*Instructions for the task*
Once you have read the listing below, write all of it out again exactly.

*Given data*
★ ★ ★ ★ ★ ★ ★

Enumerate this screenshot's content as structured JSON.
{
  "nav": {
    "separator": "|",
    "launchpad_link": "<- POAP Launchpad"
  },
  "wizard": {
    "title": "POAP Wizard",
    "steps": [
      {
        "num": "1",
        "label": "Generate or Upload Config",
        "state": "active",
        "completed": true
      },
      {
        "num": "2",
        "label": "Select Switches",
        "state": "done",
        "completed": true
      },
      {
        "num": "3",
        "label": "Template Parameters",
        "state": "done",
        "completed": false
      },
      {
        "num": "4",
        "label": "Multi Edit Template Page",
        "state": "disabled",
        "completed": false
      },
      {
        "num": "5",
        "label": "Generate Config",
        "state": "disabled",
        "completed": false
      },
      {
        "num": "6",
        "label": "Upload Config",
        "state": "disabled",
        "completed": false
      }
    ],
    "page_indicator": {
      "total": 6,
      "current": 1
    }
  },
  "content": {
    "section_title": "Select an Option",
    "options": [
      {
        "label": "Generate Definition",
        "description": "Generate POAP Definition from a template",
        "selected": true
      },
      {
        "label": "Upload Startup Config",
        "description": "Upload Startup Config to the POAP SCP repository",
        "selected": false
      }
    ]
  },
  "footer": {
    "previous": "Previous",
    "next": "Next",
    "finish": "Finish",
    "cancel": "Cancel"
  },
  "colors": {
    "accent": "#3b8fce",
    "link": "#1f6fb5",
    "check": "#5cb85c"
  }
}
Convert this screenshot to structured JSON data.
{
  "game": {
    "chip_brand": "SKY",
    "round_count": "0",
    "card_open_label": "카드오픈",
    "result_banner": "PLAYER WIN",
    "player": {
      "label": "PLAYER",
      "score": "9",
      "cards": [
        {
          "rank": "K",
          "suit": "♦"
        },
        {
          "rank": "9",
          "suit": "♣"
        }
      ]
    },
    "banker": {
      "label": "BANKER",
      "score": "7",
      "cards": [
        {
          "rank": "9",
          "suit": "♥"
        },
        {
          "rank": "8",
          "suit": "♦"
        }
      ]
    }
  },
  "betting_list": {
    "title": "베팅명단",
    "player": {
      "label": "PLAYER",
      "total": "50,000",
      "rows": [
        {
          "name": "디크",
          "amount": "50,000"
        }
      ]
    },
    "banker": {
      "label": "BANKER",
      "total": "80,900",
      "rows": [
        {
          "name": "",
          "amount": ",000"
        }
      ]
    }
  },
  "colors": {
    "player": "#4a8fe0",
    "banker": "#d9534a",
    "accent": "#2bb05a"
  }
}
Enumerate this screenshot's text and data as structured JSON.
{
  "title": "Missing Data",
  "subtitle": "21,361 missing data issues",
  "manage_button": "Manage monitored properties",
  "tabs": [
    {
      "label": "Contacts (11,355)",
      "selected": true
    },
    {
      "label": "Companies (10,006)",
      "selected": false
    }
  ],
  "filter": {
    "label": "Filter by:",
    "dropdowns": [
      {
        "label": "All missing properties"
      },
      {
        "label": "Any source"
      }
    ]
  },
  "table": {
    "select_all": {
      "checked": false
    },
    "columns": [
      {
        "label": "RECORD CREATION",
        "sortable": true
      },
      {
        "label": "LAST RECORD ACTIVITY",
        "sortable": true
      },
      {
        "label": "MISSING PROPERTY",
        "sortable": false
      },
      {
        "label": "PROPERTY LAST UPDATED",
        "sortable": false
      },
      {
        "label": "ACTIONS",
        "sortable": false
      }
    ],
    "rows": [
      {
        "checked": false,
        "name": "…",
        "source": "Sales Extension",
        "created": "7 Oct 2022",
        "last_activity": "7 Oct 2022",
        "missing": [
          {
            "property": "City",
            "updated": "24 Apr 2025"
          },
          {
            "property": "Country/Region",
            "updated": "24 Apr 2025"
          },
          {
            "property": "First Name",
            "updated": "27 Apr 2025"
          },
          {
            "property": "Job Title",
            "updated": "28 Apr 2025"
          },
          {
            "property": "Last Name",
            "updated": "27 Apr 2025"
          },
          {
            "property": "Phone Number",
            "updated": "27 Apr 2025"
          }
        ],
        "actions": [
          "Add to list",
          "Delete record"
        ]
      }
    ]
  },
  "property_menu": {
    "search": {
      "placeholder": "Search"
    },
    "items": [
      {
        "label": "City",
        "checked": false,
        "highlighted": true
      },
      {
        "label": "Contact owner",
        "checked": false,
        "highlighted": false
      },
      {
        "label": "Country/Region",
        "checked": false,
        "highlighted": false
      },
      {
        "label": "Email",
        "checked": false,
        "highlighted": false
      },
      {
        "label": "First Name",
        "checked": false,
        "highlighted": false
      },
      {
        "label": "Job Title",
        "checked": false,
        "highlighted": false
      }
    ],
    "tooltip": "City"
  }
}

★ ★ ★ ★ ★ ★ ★

*Written answer*
Enumerate this screenshot's content as structured JSON.
{
  "nav": {
    "separator": "|",
    "launchpad_link": "<- POAP Launchpad"
  },
  "wizard": {
    "title": "POAP Wizard",
    "steps": [
      {
        "num": "1",
        "label": "Generate or Upload Config",
        "state": "active",
        "completed": true
      },
      {
        "num": "2",
        "label": "Select Switches",
        "state": "done",
        "completed": true
      },
      {
        "num": "3",
        "label": "Template Parameters",
        "state": "done",
        "completed": false
      },
      {
        "num": "4",
        "label": "Multi Edit Template Page",
        "state": "disabled",
        "completed": false
      },
      {
        "num": "5",
        "label": "Generate Config",
        "state": "disabled",
        "completed": false
      },
      {
        "num": "6",
        "label": "Upload Config",
        "state": "disabled",
        "completed": false
      }
    ],
    "page_indicator": {
      "total": 6,
      "current": 1
    }
  },
  "content": {
    "section_title": "Select an Option",
    "options": [
      {
        "label": "Generate Definition",
        "description": "Generate POAP Definition from a template",
        "selected": true
      },
      {
        "label": "Upload Startup Config",
        "description": "Upload Startup Config to the POAP SCP repository",
        "selected": false
      }
    ]
  },
  "footer": {
    "previous": "Previous",
    "next": "Next",
    "finish": "Finish",
    "cancel": "Cancel"
  },
  "colors": {
    "accent": "#3b8fce",
    "link": "#1f6fb5",
    "check": "#5cb85c"
  }
}
Convert this screenshot to structured JSON data.
{
  "game": {
    "chip_brand": "SKY",
    "round_count": "0",
    "card_open_label": "카드오픈",
    "result_banner": "PLAYER WIN",
    "player": {
      "label": "PLAYER",
      "score": "9",
      "cards": [
        {
          "rank": "K",
          "suit": "♦"
        },
        {
          "rank": "9",
          "suit": "♣"
        }
      ]
    },
    "banker": {
      "label": "BANKER",
      "score": "7",
      "cards": [
        {
          "rank": "9",
          "suit": "♥"
        },
        {
          "rank": "8",
          "suit": "♦"
        }
      ]
    }
  },
  "betting_list": {
    "title": "베팅명단",
    "player": {
      "label": "PLAYER",
      "total": "50,000",
      "rows": [
        {
          "name": "디크",
          "amount": "50,000"
        }
      ]
    },
    "banker": {
      "label": "BANKER",
      "total": "80,900",
      "rows": [
        {
          "name": "",
          "amount": ",000"
        }
      ]
    }
  },
  "colors": {
    "player": "#4a8fe0",
    "banker": "#d9534a",
    "accent": "#2bb05a"
  }
}
Enumerate this screenshot's text and data as structured JSON.
{
  "title": "Missing Data",
  "subtitle": "21,361 missing data issues",
  "manage_button": "Manage monitored properties",
  "tabs": [
    {
      "label": "Contacts (11,355)",
      "selected": true
    },
    {
      "label": "Companies (10,006)",
      "selected": false
    }
  ],
  "filter": {
    "label": "Filter by:",
    "dropdowns": [
      {
        "label": "All missing properties"
      },
      {
        "label": "Any source"
      }
    ]
  },
  "table": {
    "select_all": {
      "checked": false
    },
    "columns": [
      {
        "label": "RECORD CREATION",
        "sortable": true
      },
      {
        "label": "LAST RECORD ACTIVITY",
        "sortable": true
      },
      {
        "label": "MISSING PROPERTY",
        "sortable": false
      },
      {
        "label": "PROPERTY LAST UPDATED",
        "sortable": false
      },
      {
        "label": "ACTIONS",
        "sortable": false
      }
    ],
    "rows": [
      {
        "checked": false,
        "name": "…",
        "source": "Sales Extension",
        "created": "7 Oct 2022",
        "last_activity": "7 Oct 2022",
        "missing": [
          {
            "property": "City",
            "updated": "24 Apr 2025"
          },
          {
            "property": "Country/Region",
            "updated": "24 Apr 2025"
          },
          {
            "property": "First Name",
            "updated": "27 Apr 2025"
          },
          {
            "property": "Job Title",
            "updated": "28 Apr 2025"
          },
          {
            "property": "Last Name",
            "updated": "27 Apr 2025"
          },
          {
            "property": "Phone Number",
            "updated": "27 Apr 2025"
          }
        ],
        "actions": [
          "Add to list",
          "Delete record"
        ]
      }
    ]
  },
  "property_menu": {
    "search": {
      "placeholder": "Search"
    },
    "items": [
      {
        "label": "City",
        "checked": false,
        "highlighted": true
      },
      {
        "label": "Contact owner",
        "checked": false,
        "highlighted": false
      },
      {
        "label": "Country/Region",
        "checked": false,
        "highlighted": false
      },
      {
        "label": "Email",
        "checked": false,
        "highlighted": false
      },
      {
        "label": "First Name",
        "checked": false,
        "highlighted": false
      },
      {
        "label": "Job Title",
        "checked": false,
        "highlighted": false
      }
    ],
    "tooltip": "City"
  }
}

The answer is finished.